Equë, meaning says/said, has no tense or plural, is placed before the subject and is used in direct quotations with either a name or full pronoun
Auta-, meaning to go away, leave, pass, has two irregular sets of past and perfect tenses: oantë/oantië, meaning went away/has gone away (physical sense), and vánë/avánië meaning passed/has passed (as in being lost, having disappeared or died).
The present tense
Quenya present tense is the equivalent of the English present continuous, which means it is used for ongoing actions (I am writing). The verb to be is not needed in Quenya; lálëa corresponds to is laughing, without the need to add ná.
The present tense is obtained by adding -a to the end of the verb and by lengthening the stem vowel.
Note: because a-stem verbs already end in -a, they take on the ending -ëa in the present tense
The past tense
For both primary and a-stem verbs, the past tense is obtained by adding the ending -në. This ending is added directly to primary verbs ending in -r, -m and -n, but for the other consonants, the n of në is placed before the last consonant (the verb quet- becomes quenta "spoke")
The future tense
This tense is obtained by adding the ending -uva to both primary and a-stem verbs.
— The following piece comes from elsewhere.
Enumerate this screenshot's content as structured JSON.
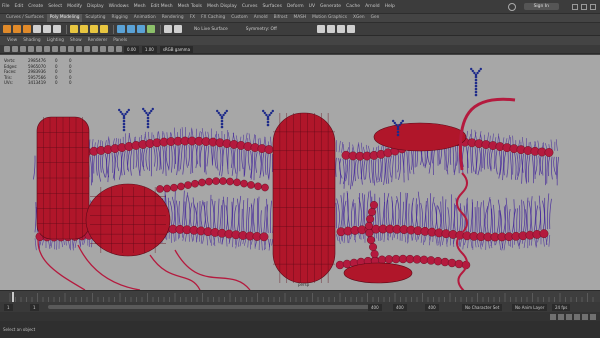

The final a on the a-stems is dropped, to avoid a double a.
The aorist tense corresponds to the English present tense. A-stem verbs don't change, and primary verbs take on the ending -ë.
This is a form of a verb that works like a noun, formed by adding the ending -ië to the verbal stem. A-stems drop their -a and verbs ending in -ya drop this whole ending before adding -ië.
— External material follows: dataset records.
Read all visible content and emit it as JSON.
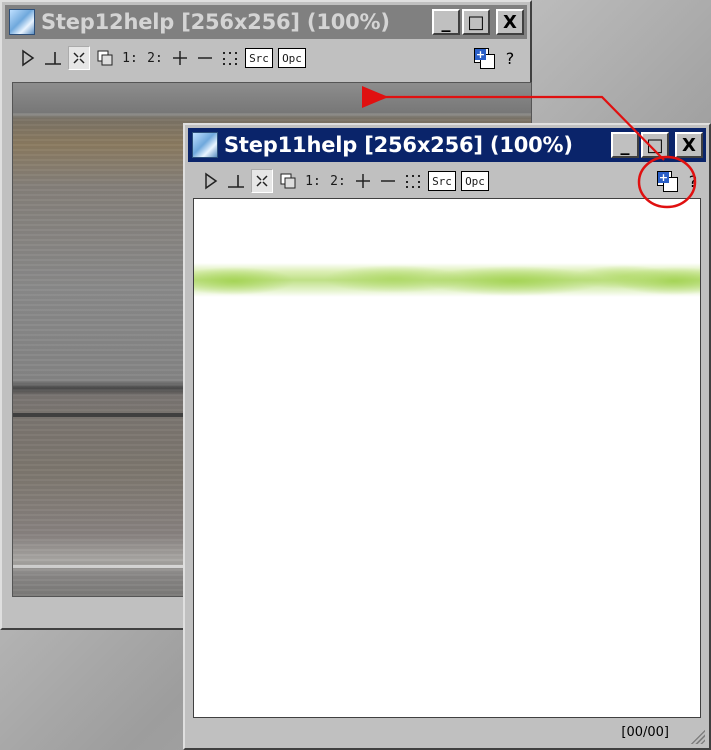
{
  "back_window": {
    "title": "Step12help [256x256] (100%)",
    "minimize": "_",
    "maximize": "□",
    "close": "X",
    "toolbar": {
      "one": "1:",
      "two": "2:",
      "src": "Src",
      "opc": "Opc",
      "help": "?"
    }
  },
  "front_window": {
    "title": "Step11help [256x256] (100%)",
    "minimize": "_",
    "maximize": "□",
    "close": "X",
    "toolbar": {
      "one": "1:",
      "two": "2:",
      "src": "Src",
      "opc": "Opc",
      "help": "?"
    },
    "status": "[00/00]"
  },
  "icons": [
    "app-icon",
    "play-icon",
    "anchor-icon",
    "select-icon",
    "copy-icon",
    "plus-icon",
    "minus-icon",
    "dots-icon",
    "copy-paste-icon",
    "help-icon",
    "resize-grip-icon"
  ],
  "colors": {
    "active_title": "#0a246a",
    "inactive_title": "#808080",
    "annotation": "#e01010",
    "green_band": "#a3d352"
  }
}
The ending -ië can be translated to the English ending -ing.
The perfect tense
This tense differs from English in the sense that the verb is all in one word, like the present tense. For primary verbs, the ending -ië is added to the verb stem. Then the stem vowel is copied to the beginning of the word and is lengthened, except if followed by more than one consonant.
Example: tec- (verb "write") becomes etécië (has written).
A-stem verbs are conjugated in the same way, and the final -a drops.
Example: cenda- (verb read) becomes ecendië (has read).
-verbs ending in -ya drop this ending.
-though it is unsure, it is assumed that verbs beginning with a vowel take no prefix.
The infinitive is the basic form of a verb (to be, for example). For primary verbs, -ë is added to the stem, and a-stems remain the same.
The negative verb
There is a verb in Quenya used to form negative expressions, that can be used alone meaning not to be or with another verb. The stem is um-, past tense úmë, future tense úva.
The active participle
This is an adjectival word, derived from an verb, used in much the same way as an adjective. Added to a verb, it is the equivalent to the English -ing at the end of an English verb. The active participle does not agree in number.
For primary verbs, -ala is added, and for a-stems, -la is added. In both cases, the stem-vowel is lengthened, except before a consonant cluster.
In Quenya, pronouns are added to the end of verbs, becoming pronominal endings.
I= -n or -nyë (example: venyanyë= I dare)
You= -l or -lyë (example: ruhtal= You terrify)
He, she, it= -s or -ryë (example: meryë= He-she-it wants)
The short form of these pronouns are often used, but if a second pronoun is necessary, the long form is used (example: veryanyel= I dare you). Also, though the ending -ryë is not verified in Tolkein's writings, it is accepted as the long form of -s. There are alternatives; -ro for he and -rë for she.
Quenya has several pronominal endings denoting the English word we:
-lvë, the inclusive we, that includes who is adressed
-lmë the exclusive we, that excludes who is adressed
-mmë the dual we, but whether inclusive, exclusive or both is not known
These possessive pronominal endings are added to nouns and denote ownership. When these are added to a noun beginning with a consonant, an -e is added except for -nya which takes an -i.
-nya = my
-lya = your
-rya = his, her, its
-lva = our (inclusive)
-lma = our (exclusive)
-mma = our (dual)
-nta = their